What about typed letters? Is it a bad thing to type a personal letter instead of handwriting it? If not, then what’s the different between typing an email and typing on paper other than an envelope and the price of a stamp?
I think folks that are thoughtful corresponders don’t degrade because the tech changed.
I will agree that some things lend themselves to abuse. When’s the last time someone ate too much salad? Drank too much V-8? Spent too much time studying Scripture? Why not dispense with Cheetos, Snickers, Cokes, pulp magazines and fiction? Would people become healthier and more spiritual?
Not when their underlying character issues are the real problem.

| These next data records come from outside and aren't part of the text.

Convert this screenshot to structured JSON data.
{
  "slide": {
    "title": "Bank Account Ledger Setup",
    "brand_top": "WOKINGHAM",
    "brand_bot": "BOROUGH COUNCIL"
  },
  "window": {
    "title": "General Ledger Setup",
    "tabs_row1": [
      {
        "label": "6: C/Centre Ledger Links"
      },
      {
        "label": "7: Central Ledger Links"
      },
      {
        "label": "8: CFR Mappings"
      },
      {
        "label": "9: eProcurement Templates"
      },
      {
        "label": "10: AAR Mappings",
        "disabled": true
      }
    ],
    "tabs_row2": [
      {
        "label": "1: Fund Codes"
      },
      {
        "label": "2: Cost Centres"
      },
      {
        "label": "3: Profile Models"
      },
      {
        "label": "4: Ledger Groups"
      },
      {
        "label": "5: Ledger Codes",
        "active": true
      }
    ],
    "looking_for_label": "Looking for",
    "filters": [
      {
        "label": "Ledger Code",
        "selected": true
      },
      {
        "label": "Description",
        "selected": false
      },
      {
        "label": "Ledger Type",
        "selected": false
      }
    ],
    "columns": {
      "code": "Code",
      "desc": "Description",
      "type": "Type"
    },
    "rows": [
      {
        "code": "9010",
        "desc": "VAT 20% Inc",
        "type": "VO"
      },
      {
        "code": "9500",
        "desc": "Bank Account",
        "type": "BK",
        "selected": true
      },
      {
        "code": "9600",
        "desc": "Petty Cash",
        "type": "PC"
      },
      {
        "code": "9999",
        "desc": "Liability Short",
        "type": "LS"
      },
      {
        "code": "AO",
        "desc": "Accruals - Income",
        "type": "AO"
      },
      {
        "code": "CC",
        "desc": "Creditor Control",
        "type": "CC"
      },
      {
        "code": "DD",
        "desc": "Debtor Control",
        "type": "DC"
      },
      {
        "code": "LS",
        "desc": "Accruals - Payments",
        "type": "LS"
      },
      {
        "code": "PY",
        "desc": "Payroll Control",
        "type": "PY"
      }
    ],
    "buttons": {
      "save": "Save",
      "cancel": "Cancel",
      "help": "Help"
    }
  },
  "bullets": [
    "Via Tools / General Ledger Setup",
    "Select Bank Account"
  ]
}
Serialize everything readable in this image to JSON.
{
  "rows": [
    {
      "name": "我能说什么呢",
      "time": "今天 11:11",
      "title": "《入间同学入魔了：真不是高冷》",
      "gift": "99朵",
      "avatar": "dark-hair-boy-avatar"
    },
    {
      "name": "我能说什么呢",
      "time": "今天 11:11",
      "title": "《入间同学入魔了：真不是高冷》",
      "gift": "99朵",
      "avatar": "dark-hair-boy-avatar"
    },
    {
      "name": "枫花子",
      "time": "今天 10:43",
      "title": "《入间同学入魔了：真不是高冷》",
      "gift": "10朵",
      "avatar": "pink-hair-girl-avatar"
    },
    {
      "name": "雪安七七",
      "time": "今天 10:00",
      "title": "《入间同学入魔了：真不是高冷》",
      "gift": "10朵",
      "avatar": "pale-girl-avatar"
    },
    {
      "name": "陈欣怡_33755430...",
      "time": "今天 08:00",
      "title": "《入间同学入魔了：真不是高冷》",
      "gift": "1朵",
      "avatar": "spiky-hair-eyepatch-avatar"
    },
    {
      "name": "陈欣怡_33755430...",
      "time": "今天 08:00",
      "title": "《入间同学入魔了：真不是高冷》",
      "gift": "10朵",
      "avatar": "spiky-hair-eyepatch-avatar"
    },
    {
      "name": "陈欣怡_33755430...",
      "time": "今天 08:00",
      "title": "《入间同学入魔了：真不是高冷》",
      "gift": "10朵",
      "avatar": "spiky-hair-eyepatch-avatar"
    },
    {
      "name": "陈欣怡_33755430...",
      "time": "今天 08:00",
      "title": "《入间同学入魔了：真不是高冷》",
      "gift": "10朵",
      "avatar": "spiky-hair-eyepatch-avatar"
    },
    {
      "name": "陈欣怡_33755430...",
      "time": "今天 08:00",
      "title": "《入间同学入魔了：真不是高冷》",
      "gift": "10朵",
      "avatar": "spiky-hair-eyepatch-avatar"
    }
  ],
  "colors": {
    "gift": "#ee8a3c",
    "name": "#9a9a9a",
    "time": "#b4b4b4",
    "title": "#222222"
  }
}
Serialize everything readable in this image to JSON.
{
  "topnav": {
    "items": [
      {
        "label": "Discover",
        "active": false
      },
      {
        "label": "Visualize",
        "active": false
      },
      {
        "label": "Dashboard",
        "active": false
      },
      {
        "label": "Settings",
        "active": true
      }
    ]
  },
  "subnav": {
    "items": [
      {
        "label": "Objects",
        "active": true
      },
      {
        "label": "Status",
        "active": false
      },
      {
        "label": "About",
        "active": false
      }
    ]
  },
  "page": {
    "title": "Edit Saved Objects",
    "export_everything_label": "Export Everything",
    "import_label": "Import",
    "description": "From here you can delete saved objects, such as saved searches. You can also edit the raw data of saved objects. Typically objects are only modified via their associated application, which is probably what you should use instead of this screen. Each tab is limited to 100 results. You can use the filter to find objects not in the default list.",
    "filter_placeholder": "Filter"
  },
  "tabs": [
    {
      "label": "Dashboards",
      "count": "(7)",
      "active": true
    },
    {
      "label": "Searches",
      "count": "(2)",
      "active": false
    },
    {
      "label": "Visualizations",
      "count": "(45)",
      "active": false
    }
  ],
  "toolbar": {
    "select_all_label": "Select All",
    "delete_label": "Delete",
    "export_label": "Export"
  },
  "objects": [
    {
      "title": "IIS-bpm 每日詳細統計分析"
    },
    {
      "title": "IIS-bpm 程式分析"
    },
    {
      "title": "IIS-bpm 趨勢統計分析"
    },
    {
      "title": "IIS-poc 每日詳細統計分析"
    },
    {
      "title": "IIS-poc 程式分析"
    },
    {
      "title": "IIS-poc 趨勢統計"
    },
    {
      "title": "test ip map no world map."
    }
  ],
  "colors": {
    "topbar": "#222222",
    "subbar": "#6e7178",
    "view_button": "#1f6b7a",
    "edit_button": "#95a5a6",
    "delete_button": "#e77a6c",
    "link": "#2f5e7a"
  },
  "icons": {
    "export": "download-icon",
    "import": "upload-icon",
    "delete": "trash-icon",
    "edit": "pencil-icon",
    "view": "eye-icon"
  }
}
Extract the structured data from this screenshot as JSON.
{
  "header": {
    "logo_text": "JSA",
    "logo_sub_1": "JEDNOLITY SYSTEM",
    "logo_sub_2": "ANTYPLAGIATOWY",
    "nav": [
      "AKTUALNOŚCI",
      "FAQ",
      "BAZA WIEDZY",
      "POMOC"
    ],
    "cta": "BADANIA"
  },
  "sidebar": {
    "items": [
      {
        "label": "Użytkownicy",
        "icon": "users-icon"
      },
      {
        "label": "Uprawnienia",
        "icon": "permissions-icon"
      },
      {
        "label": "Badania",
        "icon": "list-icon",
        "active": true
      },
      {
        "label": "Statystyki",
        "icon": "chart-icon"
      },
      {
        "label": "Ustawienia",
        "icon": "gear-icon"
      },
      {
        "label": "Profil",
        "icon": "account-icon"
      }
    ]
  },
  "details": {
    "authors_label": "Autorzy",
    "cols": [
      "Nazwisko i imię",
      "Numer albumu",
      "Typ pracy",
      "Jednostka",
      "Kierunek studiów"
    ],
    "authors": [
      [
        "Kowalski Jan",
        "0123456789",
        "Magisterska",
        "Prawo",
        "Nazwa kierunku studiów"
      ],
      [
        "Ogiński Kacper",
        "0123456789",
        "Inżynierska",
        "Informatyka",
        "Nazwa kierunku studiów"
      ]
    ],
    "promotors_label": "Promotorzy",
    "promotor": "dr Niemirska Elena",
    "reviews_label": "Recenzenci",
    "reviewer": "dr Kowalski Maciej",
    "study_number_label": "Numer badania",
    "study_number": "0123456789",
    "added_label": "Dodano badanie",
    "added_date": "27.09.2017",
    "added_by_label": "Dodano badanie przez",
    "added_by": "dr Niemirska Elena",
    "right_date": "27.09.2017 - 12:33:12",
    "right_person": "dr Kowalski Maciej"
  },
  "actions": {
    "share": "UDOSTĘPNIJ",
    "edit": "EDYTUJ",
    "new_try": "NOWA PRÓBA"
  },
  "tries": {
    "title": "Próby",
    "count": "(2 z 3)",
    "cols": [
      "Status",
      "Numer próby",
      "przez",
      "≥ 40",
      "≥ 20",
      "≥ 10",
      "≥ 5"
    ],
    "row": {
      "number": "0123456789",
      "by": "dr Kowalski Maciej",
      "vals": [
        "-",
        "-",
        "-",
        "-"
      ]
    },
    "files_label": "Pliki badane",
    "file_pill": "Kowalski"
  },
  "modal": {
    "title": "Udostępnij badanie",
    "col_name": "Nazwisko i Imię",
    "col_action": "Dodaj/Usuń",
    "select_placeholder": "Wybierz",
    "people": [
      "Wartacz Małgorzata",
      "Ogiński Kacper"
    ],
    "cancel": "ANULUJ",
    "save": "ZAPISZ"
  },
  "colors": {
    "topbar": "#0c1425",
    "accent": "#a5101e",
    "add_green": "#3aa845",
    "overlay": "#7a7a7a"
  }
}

It’s been said that everyone has a price tag, and it’s true because at some point, we can be bought- by money, desire, vanity… Unless we constantly strengthen our moral fiber and guard our hearts, our flesh will find a weak spot and exploit it.
Cultures degrade regardless- the Greeks and Romans managed to trash their society just fine with so much as a calculator.
I wonder if there was speculation about the dangers of the abacus. :p
I’m a bit cynical about dire warnings when a new technology hits the streets. We’ve been there with everything from the combustion engine, the conveyor belt, the radio, the telephone, the Hellivision (haha) and now… The Internet! (cue organ music, da-da-da-da-DUM!). We’ve seen all these things bring forth both good and evil, because that is what people do. I explain it to my kids this way- I can sit in this nice comfy chair, or I can beat you to death with it. Either way, the chair didn’t make the choice for me, nor did it by its presence tempt me to do so. It is one’s own lack of self control that leads us to excess in any area of our lives.
I don’t think one can compare communication methods to little girls playing with anatomically correct dolls.
[DavidO] I think fb and Barbie both tell us, in their way, that this is a/the way to be.I don’t see that about FB, unless you are talking about advertisements, etc… FB can be used in a variety of ways. It’s how I use it that determines how it affects me, not the other way around. At least from my perspective.
[JG]There is a fix for this- go to a page you’ve Liked, and hover over the “Liked” link- you should see a drop down menu that, among other things, says “Show in news feed”. Checkmark it if it isn’t already, and you should start seeing the updates.[Susan R] I also use it to stay up-to-date with various publications and blogs instead of subscribing via email. My inbox thanks me.FB is not entirely reliable for this purpose unless you stay active on the FB page in question (likes / comments). It may start to filter out and not show you every blog post. I have had people who “like” my FB blog page not get my new posts in their feed.